*** Input records Section Begins ***

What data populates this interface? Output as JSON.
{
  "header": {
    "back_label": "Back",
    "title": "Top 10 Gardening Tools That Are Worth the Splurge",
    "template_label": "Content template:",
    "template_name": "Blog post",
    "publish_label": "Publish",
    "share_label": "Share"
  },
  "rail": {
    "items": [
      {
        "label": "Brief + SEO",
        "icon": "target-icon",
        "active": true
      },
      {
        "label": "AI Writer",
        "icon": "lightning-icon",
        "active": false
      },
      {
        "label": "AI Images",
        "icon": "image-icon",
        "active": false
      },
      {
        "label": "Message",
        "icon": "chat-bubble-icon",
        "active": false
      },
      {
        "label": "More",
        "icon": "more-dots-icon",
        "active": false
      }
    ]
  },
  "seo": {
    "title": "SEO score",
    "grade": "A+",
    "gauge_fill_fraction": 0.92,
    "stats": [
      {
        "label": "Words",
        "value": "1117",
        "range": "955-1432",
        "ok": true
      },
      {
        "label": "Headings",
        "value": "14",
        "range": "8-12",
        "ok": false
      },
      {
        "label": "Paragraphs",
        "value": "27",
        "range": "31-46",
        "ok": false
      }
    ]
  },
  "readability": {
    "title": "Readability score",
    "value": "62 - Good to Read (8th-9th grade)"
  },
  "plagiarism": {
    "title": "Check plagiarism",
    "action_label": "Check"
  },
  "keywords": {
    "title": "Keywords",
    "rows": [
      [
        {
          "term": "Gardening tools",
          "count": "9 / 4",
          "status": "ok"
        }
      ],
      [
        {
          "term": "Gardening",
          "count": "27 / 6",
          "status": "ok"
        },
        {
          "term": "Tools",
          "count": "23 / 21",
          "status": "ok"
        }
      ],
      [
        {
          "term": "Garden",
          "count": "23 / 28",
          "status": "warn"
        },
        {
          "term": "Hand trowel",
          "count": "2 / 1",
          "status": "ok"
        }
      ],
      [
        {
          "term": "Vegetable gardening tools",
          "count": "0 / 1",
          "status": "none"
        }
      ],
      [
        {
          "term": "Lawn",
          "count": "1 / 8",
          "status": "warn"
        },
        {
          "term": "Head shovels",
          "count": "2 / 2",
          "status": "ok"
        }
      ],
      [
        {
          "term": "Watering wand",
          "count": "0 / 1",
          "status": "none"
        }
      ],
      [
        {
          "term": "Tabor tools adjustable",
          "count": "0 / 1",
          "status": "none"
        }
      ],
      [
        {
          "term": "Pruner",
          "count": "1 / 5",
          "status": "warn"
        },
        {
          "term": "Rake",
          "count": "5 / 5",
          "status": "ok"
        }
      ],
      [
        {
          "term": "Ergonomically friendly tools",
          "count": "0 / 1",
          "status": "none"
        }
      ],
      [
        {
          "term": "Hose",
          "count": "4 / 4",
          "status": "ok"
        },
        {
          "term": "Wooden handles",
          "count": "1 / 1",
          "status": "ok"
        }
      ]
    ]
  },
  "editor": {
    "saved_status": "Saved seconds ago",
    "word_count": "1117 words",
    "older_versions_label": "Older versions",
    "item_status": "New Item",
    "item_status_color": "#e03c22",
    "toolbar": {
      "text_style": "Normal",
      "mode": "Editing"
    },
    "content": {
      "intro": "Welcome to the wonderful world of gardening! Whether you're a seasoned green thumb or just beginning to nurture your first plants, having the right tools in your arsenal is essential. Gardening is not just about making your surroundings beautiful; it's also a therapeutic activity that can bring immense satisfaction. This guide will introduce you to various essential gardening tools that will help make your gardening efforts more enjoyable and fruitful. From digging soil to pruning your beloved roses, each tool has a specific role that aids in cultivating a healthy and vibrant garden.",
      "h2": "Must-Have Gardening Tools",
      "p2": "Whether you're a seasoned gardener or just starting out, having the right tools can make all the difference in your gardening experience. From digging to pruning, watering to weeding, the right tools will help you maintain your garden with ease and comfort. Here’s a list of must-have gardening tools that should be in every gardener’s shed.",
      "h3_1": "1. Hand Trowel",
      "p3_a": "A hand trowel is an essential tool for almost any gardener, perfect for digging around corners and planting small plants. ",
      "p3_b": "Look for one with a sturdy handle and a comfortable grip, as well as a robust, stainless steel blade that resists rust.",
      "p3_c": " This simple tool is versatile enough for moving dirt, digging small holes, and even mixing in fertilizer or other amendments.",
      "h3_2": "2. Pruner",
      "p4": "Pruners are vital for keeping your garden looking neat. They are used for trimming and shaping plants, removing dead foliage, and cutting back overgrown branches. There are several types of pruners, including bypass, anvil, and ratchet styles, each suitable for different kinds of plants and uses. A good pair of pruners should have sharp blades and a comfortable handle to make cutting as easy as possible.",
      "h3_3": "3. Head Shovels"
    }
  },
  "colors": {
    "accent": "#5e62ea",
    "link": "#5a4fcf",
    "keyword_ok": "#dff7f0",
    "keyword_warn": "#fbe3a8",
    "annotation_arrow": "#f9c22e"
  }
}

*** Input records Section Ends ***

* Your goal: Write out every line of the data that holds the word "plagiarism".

* Output of the task:
  "plagiarism": {
    "title": "Check plagiarism",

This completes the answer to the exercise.